In the first two parts of this series, I demonstrated how multiple regression methods that assume an underlying linear "signal" are unable to properly reconstruct a pause in surface temperature warming when attempting to remove the volcanic, solar, and ENSO components from my simple energy balance model. That is, for an approach similar to Foster and Rahmstorf (2011), the method will tend to underestimate the warming influence of volcanic recovery and overestimate the cooling influence of solar activity over recent decades to compensate for the pause. With the improvement Kevin C mentioned, there is some ability to detect a longer tail for the volcanic recovery (indeed, it does so nearly perfectly if the underlying signal is actually linear), and the solar influence is no longer over-estimated. Unfortunately, it still underestimates the recent warming influence from volcanic recovery in my energy balance model in the "flattening" scenario 2.
I had thus wondered whether this long-tailed volcanic recovery was merely an artifact of my simple model, or indeed may have contributed substantial warming from 1996 (when the Pinatubo stratospheric aerosols were virtually gone) onward. There are not that many models that have contributed volcanic-only experiments to CMIP5 (I showed 1 in my part 1, and Gavin showed an ensemble for GISS-EH at RealClimate in response to this discussion). However, there is plenty of data from the natural-forcing only historical experiment, which, by averaging several of the runs for a particular model, can give us a good idea of the forced volcanic + solar influence in those GCMS.

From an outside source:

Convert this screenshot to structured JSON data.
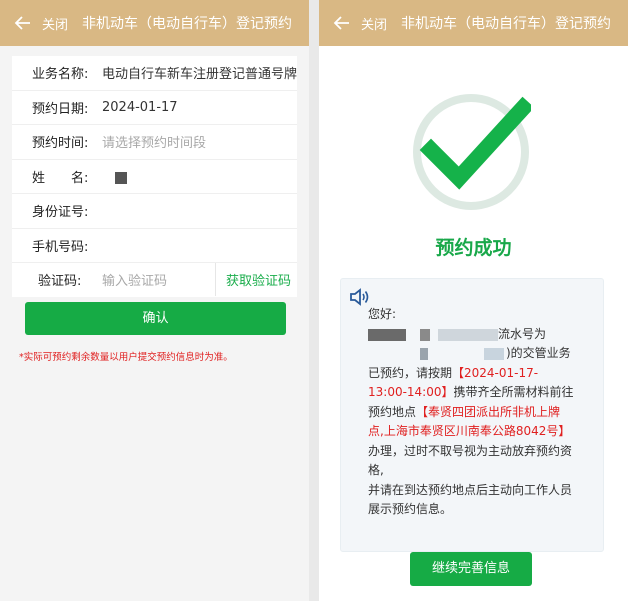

In the figure below, I have shown the mean of the historicalNat runs for 7 individual CMIP models that have 4 or more of these experiment runs. As such, this should give an idea of the forced response in these models without much additional unforced variation. I have also plotted on the same chart the volcanic + solar influence as diagnosed by the FR11 and Kevin C methods when using the HadCRUTv4 dataset.
As can be seen, the volcanic response in all of these AOGCMs is far larger and has a longer tail than diagnosed by the multiple regression methods. Now, certainly it is possible that these volcanic responses in AOGCMs are too large, as there is evidence to suggest that the CMIP5 runs don’t properly simulate this response. However, the fact that the FR method shows far lower sensitivity to volcanoes while simultaneously showing a much larger sensitivity to solar influences than both GCMs and simple energy balance models would indicate would seem to suggest that it may be compensation for the recent flattening. Indeed, it is quite difficult to conceive of a realistic, physics-based model that does not indicate a substantial volcanic-recovery-induced warming contribution after 1996, despite it being virtually non-existent in the FR11 diagnosis (the increase around 1998 in the FR line is actually solar-induced).
The table below highlights the warming contribution of the model ensembles (in K/Century, so be careful!) from the indicated start year through 2012 (I have an * by CCSM4 because the runs end in 2005).
For comparison, the HadCRUTv4 trends over these same periods are
1979-2012: 1.55 K/Century
1996-2012: 0.91 K/Century
2000-2012: 0.38 K/Century
If one believes that this range of GCMs represent the true forced response of solar+volcanic, it would suggest that these natural forcings were responsible for 15% to 51% of the warming trend from 1979-2012. If I had to bet, I would probably put it on the lower end, as the AOGCMs appear to be a bit too sensitive to these radiative perturbations and suggest too much ocean heat uptake, which probably creates longer tails on the early volcanic eruptions than is warranted. However, I do think the contribution is probably greater than 0%, which is about what the FR method puts it at.
From 1996 to present, and 2000 to present, however, are where I think we see the larger misdiagnosis. Whereas all models (including my simple energy balance model) indicate that the solar+volcanic influence from 1996 to present was positive, comparable in amount (median: 0.81 K/century, mean: 1.05 K/century) to the actual HadCRUT trend, both regression methods either suggest a slight negative or nor-zero influence from these components. And from 2000 to present, while the models are more split (with only 6 of the 7 suggesting a positive influence, and the range varying more widely), it is difficult to believe that the actual influence of solar+volcanic is as strongly negative as the FR method indicates. This is why it looks to me like the multiple regression method underplays the influence of volcanic recovery in order to partly compensate for a recent pause.
Essentially, we are left wondering if the GCMs are too sensitive to volcanic eruptions, and/or if the multiple regression method is underestimating their influence to compensate for a recent pause. Again, if I had to bet, it would probably be in the middle – the GCM response is generally a bit too large, but the response is not nearly as small (or short) as the FR11 method would indicate.